While national culture may be unconscious and automatic, organizational culture is self-aware, and it can be managed. By using respectful interpersonal behavior, inclusive language, and best practices for modern leadership, we can create more inclusive workplace cultures that, in terms of Hofstede’s dimensions, are employee oriented. Meaning, they make all members of the organization feel personally valued, welcome, and respected.
These small moments are important because they exist as pervasive, external expressions of what an organization truly values. Another name to know here is Edgar Schein, a former professor and researcher at M.I.T. whose research into organization culture and leadership is central to the field. Schein’s model shows that organizational culture exists at three levels: observable artifacts (like the daily practices mentioned above), espoused values (which are openly stated by organization leadership), and invisible assumptions (which underlie an organization’s espoused values and are not directly observable).
Assumptions are the things your organization actually believes. As Leadership Center so simply phrases it, they’re “the understood, traditional and unofficial ways of being, doing and feeling” in your organization. This is where your culture actually lives, and it’s what you need to change if you really want to reap the benefits of culture transformation, like better problem solving and decision making.
Why culture matters
A positive and productive organizational culture is important because what we know about high performance — and high-achieving teams — is that all people need psychological safety to perform well. Negative environments trigger the amygdala into a fight-or-flight response where we cannot be creative or exceptional.

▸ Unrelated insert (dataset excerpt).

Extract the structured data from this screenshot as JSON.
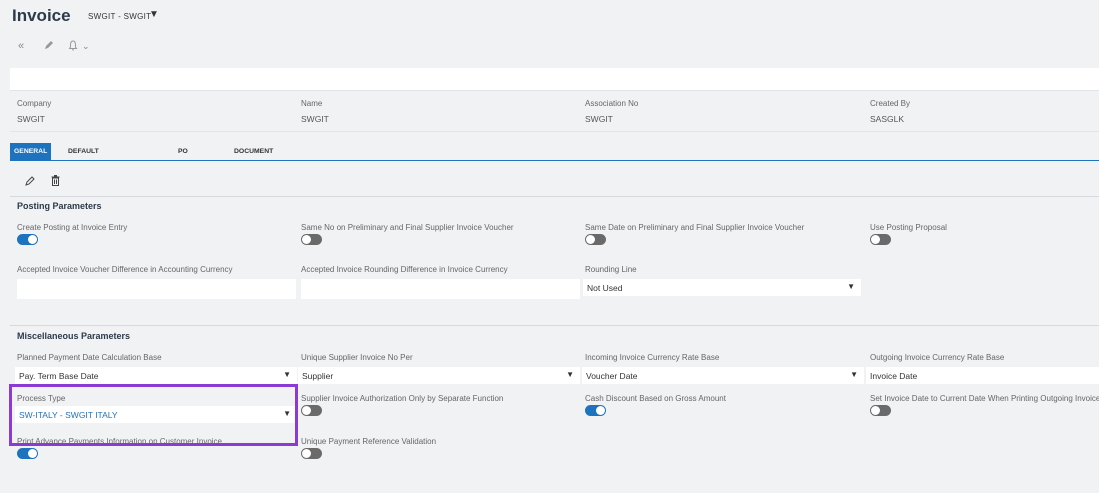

As Harvard Business Review phrases it, “When the workplace feels challenging but not threatening […] oxytocin levels in our brains rise, eliciting trust and trust-making behavior. This is a huge factor in team success.” That is, by creating an organizational culture that encourages diverse thought, curiosity, and collaboration, “you can expect to see higher levels of engagement, increased motivation to tackle difficult problems, more learning and development opportunities, and better performance,” which of course leads to greater profitability and a stronger bottom line.
In today’s market — and tomorrow’s — the most successful and sustainable organizations are those who know how to create cultures that clear the path and set the conditions for their employees’ best work by treating those employees with dignity and respect, regardless of their background, demographics, or identity terms. But, you cannot create long-term culture change simply by changing the trappings of your culture (the artifacts and espoused values). You have to dig in and change the assumptions as well.
Perhaps that’s why 60 years of corporate diversity training programs have so often failed. It’s also why The Diversity Movement is different. For us, diversity, equity, and inclusion isn’t the end of the journey. It is a means to greater cultural change and a way to create more sustainable organizations at large.
When you’re ready to get started, we’re ready to help. Unlocking workplace excellence is hard. We make it easier.